  •  Creating a common definition of live cinema
  • Establishing a national infrastructure for the study and development of live cinema through the Live Cinema Network
  •  Collation of locations, audience and box office statistics on live cinema events
  • Qualitative or quantitative analysis of the live  cinema audience experience and profile
  • Establish best practice for licensing, fundraising and development of live cinema events

The scope of this initial report in light of no previous industry research specific on live cinema is to:

  • Segment the live cinema sector in terms of cultural, economical and organisational development
  • Provide initial analysis of primary data sets; establishing the ‘known unknowns’ for the sector
  • Provide recommendations for further research,  including the introduction of box office data capture and further testing of audience and exhibitor profiles from initial surveys and consultations.

Key Findings

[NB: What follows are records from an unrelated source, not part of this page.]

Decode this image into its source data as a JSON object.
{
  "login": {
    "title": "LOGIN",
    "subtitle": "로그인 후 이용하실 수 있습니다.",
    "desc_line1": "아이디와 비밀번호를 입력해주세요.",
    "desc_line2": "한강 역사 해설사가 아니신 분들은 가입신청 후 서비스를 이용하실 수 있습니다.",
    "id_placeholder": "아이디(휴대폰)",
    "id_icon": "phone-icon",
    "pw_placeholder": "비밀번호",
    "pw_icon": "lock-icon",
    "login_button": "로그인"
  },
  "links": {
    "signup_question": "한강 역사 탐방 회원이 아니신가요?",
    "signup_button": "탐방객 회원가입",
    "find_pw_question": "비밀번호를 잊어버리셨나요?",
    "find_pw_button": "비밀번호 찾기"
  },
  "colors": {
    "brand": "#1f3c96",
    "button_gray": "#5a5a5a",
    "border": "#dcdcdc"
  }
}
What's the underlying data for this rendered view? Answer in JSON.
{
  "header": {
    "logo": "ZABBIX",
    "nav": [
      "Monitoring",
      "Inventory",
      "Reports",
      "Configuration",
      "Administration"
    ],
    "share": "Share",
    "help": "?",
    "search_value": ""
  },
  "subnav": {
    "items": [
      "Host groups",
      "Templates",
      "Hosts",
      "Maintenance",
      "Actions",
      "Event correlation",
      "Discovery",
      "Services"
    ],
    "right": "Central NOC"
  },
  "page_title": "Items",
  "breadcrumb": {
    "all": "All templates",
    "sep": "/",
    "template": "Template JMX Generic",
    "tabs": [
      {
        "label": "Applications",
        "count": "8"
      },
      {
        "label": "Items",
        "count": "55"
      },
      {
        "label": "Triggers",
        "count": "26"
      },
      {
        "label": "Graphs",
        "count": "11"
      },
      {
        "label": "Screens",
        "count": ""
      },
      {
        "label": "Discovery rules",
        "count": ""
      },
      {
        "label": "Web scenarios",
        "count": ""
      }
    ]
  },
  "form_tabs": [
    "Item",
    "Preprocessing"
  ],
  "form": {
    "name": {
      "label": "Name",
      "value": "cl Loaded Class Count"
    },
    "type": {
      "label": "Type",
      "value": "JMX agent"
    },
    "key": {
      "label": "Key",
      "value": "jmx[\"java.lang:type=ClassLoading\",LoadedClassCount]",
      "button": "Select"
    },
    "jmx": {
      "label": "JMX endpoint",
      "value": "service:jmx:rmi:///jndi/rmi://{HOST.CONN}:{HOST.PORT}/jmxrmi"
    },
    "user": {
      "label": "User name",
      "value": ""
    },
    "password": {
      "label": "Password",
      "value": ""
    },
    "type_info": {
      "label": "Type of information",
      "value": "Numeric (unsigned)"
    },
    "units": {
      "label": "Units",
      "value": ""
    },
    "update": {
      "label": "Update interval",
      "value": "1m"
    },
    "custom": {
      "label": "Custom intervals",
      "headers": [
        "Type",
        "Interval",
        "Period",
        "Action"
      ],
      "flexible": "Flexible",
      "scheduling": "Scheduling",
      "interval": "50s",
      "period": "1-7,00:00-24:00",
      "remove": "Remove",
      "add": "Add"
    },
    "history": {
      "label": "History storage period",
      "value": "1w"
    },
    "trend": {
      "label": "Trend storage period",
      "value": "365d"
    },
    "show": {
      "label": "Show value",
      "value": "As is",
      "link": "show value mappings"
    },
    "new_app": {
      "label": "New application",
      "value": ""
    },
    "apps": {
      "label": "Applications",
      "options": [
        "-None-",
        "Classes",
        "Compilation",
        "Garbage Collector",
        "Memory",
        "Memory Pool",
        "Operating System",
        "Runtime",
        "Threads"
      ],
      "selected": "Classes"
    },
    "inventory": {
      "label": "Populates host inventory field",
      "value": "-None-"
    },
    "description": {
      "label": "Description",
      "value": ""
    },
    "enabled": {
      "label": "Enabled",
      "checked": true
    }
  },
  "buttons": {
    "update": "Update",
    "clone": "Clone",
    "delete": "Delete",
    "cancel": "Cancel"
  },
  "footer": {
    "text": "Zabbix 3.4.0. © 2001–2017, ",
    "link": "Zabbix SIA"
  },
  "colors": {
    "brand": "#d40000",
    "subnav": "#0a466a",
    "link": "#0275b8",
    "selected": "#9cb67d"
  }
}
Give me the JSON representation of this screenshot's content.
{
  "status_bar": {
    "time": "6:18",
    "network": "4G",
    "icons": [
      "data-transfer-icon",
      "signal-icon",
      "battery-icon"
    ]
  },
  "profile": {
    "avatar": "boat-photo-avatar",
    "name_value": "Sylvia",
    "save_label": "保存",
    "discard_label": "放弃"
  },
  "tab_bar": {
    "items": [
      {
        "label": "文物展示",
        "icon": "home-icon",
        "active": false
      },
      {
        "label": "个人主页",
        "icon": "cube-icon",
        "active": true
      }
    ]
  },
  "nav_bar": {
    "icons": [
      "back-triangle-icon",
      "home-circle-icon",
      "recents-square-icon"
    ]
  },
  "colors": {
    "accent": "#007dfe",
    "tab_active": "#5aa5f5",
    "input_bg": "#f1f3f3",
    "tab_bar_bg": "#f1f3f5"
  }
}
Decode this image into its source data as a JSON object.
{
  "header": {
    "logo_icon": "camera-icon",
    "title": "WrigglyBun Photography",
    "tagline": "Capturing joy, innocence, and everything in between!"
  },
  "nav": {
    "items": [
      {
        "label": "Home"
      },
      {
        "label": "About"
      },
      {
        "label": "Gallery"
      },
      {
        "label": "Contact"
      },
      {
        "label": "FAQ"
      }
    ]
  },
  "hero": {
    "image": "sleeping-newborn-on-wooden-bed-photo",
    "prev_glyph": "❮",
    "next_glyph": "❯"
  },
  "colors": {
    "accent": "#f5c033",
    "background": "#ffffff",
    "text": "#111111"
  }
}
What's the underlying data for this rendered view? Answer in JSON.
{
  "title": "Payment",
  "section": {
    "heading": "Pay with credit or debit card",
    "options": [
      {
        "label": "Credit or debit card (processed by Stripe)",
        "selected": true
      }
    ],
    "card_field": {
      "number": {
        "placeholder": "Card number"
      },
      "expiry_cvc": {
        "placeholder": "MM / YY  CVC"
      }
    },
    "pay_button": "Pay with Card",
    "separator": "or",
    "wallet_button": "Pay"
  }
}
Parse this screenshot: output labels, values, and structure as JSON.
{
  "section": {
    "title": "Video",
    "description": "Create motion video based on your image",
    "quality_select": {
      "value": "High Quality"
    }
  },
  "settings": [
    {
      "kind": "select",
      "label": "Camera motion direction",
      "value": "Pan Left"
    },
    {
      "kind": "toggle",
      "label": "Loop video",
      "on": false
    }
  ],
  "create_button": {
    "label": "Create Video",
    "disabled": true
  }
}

There is general consensus in the film industry that live cinema is a distinct format from event cinema (the broadcast of theatre, opera and other events to cinemas nationwide), though the term is not commonly used by audiences. Live cinema events can be typified as three categories: enhanced, augmented and participatory. Films screened as live cinema events come from a vast array of genres, with silent film as the largest proportion (18%). Cult and genre titles make up over a quarter of live cinema productions (27%), and world cinema titles are a particular area for future development potential.


Live soundtrack events constitute 54% of all live cinema events in the UK, providing much work for musicians choosing to specialise in the area, alongside a vast range of other artistic and technical roles in the sector.


Producers of live cinema events come from a diverse range of artistic backgrounds. There is a 100% retention rate for live cinema producers: all consulted will continue to create new work in the sector.


48% of UK independent film exhibitors host live cinema events, constituted by cinemas, festivals and pop up exhibitors nationally, with the North of England, London and Scotland being particularly active regions. There is no national method of box office data collection at present for live cinema events which should be immediately addressed. There is cohesion between ticket prices charged nationally for live cinema events, and audiences are generally satisfied with the price they pay.


Licensing film content is a common barrier for artists, producers and exhibitors. Best practice for acquiring licenses is presented here, and encouragingly 100% of content holders consulted would like to license for films for live cinema events.


The majority of live cinema audiences are frequent cultural event attendees with 61% regularly attending the theatre and 54% attending popular music. Live cinema events encourage audiences to attend other cultural events: 46% want to attend more immersive theatre events, 48% more popular music events, 32% more classical music and 28% more dance events. Discussion of live cinema events online provides opportunities for live cinema organisations to position themselves as unique brands, and deeper engagement with individual events has room for development.